 Chen, W., Feng, P.M., Lin, H. and Chou, K.C. (2013) iRSpot-PseDNC: Identify Recombination Spots with Pseudo Dinucleotide Composition. Nucleic Acids Research, 41, e68.
 Kabir, M. and Hayat, M. (2016) iRSpot-GAEnsC: Identifing Recombination Spots via Ensemble Classifier and Extending the Concept of Chou’s PseAAC to Formulate DNA Samples. Molecular Genetics and Genomics, 291, 285-296.
 Liu, B., Wang, S., Long, R. and Chou, K.C. (2017) iRSpot-EL: Identify Recombination Spots with an Ensemble Learning Approach. Bioinformatics, 33, 35-41.
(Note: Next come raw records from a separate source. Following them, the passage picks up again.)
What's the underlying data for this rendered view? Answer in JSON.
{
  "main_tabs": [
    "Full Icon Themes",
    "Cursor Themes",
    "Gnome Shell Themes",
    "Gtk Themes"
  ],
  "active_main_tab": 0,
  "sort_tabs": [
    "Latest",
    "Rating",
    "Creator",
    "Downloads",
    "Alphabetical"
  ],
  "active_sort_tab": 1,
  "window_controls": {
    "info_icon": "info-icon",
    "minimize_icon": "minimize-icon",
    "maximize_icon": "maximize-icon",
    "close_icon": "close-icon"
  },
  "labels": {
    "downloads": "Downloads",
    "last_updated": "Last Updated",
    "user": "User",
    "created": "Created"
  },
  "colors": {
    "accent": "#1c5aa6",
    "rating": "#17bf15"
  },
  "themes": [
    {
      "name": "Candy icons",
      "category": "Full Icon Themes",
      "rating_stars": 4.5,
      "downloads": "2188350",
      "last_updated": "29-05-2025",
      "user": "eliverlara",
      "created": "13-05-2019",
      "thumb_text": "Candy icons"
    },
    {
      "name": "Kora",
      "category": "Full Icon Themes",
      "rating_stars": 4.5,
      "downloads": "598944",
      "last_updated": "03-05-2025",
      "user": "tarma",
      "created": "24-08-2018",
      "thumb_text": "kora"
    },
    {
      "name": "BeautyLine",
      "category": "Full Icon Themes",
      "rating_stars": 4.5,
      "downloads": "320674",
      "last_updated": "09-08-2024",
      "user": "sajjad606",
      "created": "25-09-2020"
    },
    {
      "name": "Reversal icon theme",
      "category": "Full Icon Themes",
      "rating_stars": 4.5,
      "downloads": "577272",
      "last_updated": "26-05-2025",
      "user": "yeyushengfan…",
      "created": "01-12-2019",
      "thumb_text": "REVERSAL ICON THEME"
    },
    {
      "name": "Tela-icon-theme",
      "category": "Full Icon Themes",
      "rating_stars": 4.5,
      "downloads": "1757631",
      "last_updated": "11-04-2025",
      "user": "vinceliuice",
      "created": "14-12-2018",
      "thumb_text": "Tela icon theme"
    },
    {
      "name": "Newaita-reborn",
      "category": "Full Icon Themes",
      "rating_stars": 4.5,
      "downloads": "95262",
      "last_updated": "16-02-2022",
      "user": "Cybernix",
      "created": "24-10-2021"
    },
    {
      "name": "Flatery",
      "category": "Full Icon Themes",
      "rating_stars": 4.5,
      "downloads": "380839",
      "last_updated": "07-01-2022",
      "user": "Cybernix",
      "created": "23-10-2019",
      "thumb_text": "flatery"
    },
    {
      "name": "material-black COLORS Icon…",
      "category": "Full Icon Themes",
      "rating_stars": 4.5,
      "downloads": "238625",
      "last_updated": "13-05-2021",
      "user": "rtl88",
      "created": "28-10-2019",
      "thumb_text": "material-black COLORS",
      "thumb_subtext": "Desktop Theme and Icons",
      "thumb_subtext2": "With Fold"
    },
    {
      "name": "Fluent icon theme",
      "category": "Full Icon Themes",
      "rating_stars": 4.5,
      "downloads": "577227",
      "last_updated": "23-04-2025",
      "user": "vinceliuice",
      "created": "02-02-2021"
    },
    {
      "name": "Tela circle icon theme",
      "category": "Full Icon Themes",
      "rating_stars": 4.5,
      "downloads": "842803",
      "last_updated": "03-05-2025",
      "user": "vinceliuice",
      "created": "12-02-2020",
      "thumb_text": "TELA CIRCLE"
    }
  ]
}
 Liu, B., Weng, F., Huang, D.S. and Chou, K.C. (2018) iRO-3wPseKNC: Identify DNA Replication Origins by Three-Window-Based PseKNC. Bioinformatics, 34, 3086-3093.
 Feng, P., Yang, H., Ding, H., Lin, H., Chen, W. and Chou, K.C. (2019) iDNA6mA-PseKNC: Identifying DNA N(6)-Methyladenosine Sites by Incorporating Nucleotide Physicochemical Properties into PseKNC. Genomics, 111, 96-102.